• _Task instructions_
Scan the listing below for the word "JSON" and copy every line that has it.

• _Provided records_
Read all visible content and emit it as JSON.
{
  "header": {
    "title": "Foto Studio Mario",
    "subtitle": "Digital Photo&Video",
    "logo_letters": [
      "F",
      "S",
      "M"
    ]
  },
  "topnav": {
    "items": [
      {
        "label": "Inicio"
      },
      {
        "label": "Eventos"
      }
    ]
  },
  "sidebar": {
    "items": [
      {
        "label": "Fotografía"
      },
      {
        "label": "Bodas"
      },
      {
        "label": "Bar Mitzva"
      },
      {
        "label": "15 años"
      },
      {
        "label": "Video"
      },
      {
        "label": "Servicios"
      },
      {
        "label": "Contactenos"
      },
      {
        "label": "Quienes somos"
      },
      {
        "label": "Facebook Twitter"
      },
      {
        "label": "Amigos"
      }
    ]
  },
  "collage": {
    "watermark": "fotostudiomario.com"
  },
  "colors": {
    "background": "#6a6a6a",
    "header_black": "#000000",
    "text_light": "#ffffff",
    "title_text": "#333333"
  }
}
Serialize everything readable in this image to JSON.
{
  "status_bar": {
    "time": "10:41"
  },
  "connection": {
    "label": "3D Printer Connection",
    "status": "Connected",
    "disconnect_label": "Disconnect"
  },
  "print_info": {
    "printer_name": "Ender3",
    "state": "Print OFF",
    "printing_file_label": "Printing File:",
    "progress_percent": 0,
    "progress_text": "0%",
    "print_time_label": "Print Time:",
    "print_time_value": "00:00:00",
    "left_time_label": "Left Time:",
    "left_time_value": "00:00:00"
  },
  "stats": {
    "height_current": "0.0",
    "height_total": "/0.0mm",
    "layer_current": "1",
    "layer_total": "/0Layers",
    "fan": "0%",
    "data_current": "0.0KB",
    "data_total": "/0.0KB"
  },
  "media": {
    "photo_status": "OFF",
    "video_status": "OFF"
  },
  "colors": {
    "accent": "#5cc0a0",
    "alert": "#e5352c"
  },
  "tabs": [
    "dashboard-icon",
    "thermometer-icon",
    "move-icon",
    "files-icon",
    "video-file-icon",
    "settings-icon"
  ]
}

• _Result_
Read all visible content and emit it as JSON.
Serialize everything readable in this image to JSON.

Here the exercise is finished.